The Committee for Medicinal Products for Human Use (CHMP) of the European Medicines Agency (EMA) has adopted a positive scientific opinion for GlaxoSmithKline’s malaria candidate vaccine MosquirixT, also known as RTS,S, in children aged 6 weeks to 17 months. Following this decision, the World Health Organization (WHO) will now formulate a policy recommendation on use of the vaccine in national immunization programs once approved by national regulatory authorities.
RTS,S, which was developed in partnership with the PATH Malaria Vaccine Initiative (MVI), is the first candidate vaccine for the prevention of malaria to reach this milestone.

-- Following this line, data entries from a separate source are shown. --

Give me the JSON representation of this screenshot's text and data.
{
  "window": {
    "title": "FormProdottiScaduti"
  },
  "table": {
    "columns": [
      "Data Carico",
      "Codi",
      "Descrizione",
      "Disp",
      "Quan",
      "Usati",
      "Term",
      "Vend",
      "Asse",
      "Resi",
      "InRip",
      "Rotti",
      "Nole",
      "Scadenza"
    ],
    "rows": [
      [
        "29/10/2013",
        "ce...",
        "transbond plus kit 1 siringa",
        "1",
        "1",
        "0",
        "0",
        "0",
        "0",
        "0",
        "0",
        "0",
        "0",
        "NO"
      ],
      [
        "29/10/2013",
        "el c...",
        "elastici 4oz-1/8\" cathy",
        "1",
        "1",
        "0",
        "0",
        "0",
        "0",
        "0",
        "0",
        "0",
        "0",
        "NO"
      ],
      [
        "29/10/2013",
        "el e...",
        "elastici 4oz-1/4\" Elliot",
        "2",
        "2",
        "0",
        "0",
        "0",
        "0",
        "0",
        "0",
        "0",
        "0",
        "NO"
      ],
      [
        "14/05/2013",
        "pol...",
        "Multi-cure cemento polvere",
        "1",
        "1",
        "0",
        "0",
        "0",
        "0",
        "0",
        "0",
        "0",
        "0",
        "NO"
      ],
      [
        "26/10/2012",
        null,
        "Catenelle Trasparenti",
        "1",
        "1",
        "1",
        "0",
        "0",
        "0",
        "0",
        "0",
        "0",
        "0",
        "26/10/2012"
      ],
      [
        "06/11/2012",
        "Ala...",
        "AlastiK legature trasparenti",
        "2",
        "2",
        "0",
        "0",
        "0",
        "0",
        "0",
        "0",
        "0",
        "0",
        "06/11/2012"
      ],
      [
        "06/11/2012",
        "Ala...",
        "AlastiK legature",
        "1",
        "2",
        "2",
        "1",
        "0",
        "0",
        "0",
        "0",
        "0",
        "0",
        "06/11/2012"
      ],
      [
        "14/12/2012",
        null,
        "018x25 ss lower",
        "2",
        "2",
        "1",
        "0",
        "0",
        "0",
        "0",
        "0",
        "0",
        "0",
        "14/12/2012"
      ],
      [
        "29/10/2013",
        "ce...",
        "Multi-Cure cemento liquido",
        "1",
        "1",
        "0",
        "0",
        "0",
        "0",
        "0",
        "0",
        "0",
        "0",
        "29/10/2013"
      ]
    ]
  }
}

While other vaccines tackle viruses or bacteria, RTS,S has been designed to prevent malaria caused by the Plasmodium falciparum parasite, which is most prevalent in sub-Saharan Africa (SSA). In 2013, there were an estimated 584,000 deaths from malaria with around 90% of these occurring in SSA, and 83% in children under the age of five in SSA.
GSK has committed to a not-for-profit price for RTS,S so that, if approved, the price of RTS,S would cover the cost of manufacturing the vaccine together with a small return of around 5% t that will be reinvested in research and development for second-generation malaria vaccines, or vaccines against other neglected tropical diseases.
GSK has invested more than $365 million to date and expects to invest a further $200 million to $250 million until development is completed. Between 2001 and the end of 2014, the MVI, supported by grants from Bill & Melinda Gates Foundation, invested more than $200 million to advance the RTS,S project.
Following the CHMP positive scientific opinion, two of the WHO's independent advisory groups, the Strategic Advisory Group of Experts (SAGE) on Immunization and the Malaria Policy Advisory Committee (MPAC) will now jointly review the evidence base for RTS,S and make a joint policy recommendation for how it might be used alongside other tools to prevent malaria in the event the vaccine candidate is approved by national regulatory authorities in SSA. The WHO has indicated that such a policy recommendation may be possible by end of this year.
Following the WHO policy recommendation, GSK will also submit an application to the WHO for pre-qualification of RTS,S. WHO pre-qualification involves a scientific assessment of the quality, safety and efficacy of any new vaccine proposed for introduction in WHO Expanded Programme on Immunization. A pre-qualification decision is used by the United Nations agencies and other large scale public procurement agencies to help inform vaccine purchasing decisions. Once a WHO pre-qualification is granted, GSK would then apply for marketing authorization in countries in sub-Saharan Africa on a country-by-country basis. These regulatory and policy decisions would, if positive, enable countries to begin implementation of RTS,S through their universal immunization programs. Both a WHO policy recommendation and WHO pre-qualification are requirements for Gavi, the Vaccine Alliance, to support eligible African countries introducing RTS,S into local immunization program supported by UNICEF.